  • Gazzaw

    I am a huge proponent of Chinese immigration and investment, however, the host country must put measures into place to detect and prevent the corruption & organised crime that will occur at levels not seen previously. These activities will follow as surely as shit sticks to a blanket.

  • Mediaan

    Didn’t somebody say he was offering to help them in China with trade contacts?

    So, like, in between bouts of him being under torture?

  • Tamati

     “I’m not sure we even have a statutory body that is able to look into the
    breadth and depth of these sorts of allegation of corrupt behaviour.
    Each department has limited purview…the SFO looks at fraud only, the
    Auditor-General has no oversight of criminal activity, the Police have
    no oversight of political activity…it really is becoming a bugger’s
    muddle.”
    Crimes Act 1961…CIB Bread and butter
    102 Corruption and bribery of Minister of the Crown

    (1)
    Every Minister of the Crown or member of the Executive Council is
    liable to imprisonment for a term not exceeding 14 years who corruptly
    accepts or obtains, or agrees or offers to accept or attempts to obtain,
    any bribe for himself or any other person in respect of any act done or
    omitted, or to be done or omitted, by him in his capacity as a Minister
    or member of the Executive Council.

    (2)
    Every one is liable to imprisonment for a term not exceeding 7 years
    who corruptly gives or offers or agrees to give any bribe to any person
    with intent to influence any Minister of the Crown or member of the
    Executive Council in respect of any act or omission by him in his
    capacity as a Minister or member of the Executive Council.
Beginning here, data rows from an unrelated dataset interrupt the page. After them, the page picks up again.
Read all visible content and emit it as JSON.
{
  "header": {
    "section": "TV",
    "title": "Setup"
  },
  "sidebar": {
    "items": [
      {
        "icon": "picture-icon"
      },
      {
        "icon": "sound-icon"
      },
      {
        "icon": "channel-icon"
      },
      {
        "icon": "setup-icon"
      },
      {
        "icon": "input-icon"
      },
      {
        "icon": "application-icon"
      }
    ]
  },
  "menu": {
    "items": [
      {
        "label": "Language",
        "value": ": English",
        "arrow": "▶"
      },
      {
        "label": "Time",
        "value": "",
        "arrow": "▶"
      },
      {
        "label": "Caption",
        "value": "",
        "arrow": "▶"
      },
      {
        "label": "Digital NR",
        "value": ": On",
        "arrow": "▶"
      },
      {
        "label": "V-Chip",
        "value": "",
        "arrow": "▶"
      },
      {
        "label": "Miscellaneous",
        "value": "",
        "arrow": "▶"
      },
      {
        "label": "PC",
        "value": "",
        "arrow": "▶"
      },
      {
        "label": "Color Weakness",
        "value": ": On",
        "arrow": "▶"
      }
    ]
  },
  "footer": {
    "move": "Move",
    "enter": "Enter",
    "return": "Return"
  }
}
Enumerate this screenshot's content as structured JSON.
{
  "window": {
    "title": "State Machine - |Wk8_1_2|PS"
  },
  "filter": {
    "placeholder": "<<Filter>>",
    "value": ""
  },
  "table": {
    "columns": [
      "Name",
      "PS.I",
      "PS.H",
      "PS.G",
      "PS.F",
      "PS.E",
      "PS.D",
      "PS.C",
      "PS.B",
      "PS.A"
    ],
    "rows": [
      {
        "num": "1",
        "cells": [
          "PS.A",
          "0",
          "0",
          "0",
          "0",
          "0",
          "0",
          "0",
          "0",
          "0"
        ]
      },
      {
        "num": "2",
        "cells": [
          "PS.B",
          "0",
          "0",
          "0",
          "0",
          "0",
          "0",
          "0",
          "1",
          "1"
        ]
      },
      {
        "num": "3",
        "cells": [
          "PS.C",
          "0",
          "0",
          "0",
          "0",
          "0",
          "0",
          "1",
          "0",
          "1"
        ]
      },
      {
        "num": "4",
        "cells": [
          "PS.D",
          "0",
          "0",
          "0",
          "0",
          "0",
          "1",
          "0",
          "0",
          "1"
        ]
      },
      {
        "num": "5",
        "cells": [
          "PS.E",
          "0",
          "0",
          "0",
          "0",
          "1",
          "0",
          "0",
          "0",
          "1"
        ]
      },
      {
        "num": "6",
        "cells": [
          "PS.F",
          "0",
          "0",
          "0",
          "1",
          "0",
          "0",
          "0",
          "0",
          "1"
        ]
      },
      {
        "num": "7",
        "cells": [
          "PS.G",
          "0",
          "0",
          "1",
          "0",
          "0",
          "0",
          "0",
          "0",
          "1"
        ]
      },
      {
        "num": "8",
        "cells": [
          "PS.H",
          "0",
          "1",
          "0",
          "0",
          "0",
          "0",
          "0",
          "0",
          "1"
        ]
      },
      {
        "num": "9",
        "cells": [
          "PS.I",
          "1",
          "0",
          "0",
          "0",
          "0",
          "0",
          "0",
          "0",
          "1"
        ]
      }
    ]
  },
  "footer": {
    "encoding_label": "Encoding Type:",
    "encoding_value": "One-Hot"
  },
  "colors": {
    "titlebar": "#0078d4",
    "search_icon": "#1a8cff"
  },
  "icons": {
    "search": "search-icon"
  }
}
    (3)
    No one shall be prosecuted for an offence against this section without
    the leave of a Judge of the High Court. Notice of the intention to apply
    for such leave shall be given to the person whom it is intended to
    prosecute, and he shall have an opportunity of being heard against the
    application.

    103 Corruption and bribery of Member of Parliament

    (1)
    Every member of Parliament is liable to imprisonment for a term not
    exceeding 7 years who corruptly accepts or obtains, or agrees or offers
    to accept or attempts to obtain, any bribe for himself or any other
    person in respect of any act done or omitted, or to be done or omitted,
    by him in his capacity as a member of Parliament.

    (2)
    Every one is liable to imprisonment for a term not exceeding 7 years
    who corruptly gives or offers or agrees to give any bribe to any person
    with intent to influence any Member of Parliament in respect of any act
    or omission by him in his capacity as a Member of Parliament

    (3)
    No one shall be prosecuted for an offence against this section without
    the leave of a Judge of the High Court. Notice of the intention to apply
    for such leave shall be given to the person whom it is intended to
    prosecute, and he shall have an opportunity of being heard against the
    application.

  • whalewatcher

    was Liu bailing out Dover’s Matauri Bay lot?
    We need this story to run its course

    • Mediaan

      Interesting thought.

  • 4077th

    I have said, and I will continue to say Liu is a snake. He like many Chinese “business” people operate on the fringes. Corruption is a way of life in China in fact, it is the only way of getting things done…grease the wheels and all will be done. Doing business in China almost always attracts some sort of nefarious payment to officials whether they care to admit it or not it is their way of life. Bringing the same practices to NZ is all too easy because we are in general naive to their business practices and the temptation of a fiscal reward is greater than the perceived risk.

    Taking advantage of the naive is no different to taking candy from a baby. Jones should consider his candy duly taken from him. Liu would have slipped a cold blade between his ribs and Jones would be smiling and thanking Liu for the privilege. Jones and anyone else involved are merely pawns in Liu’s game. 

96%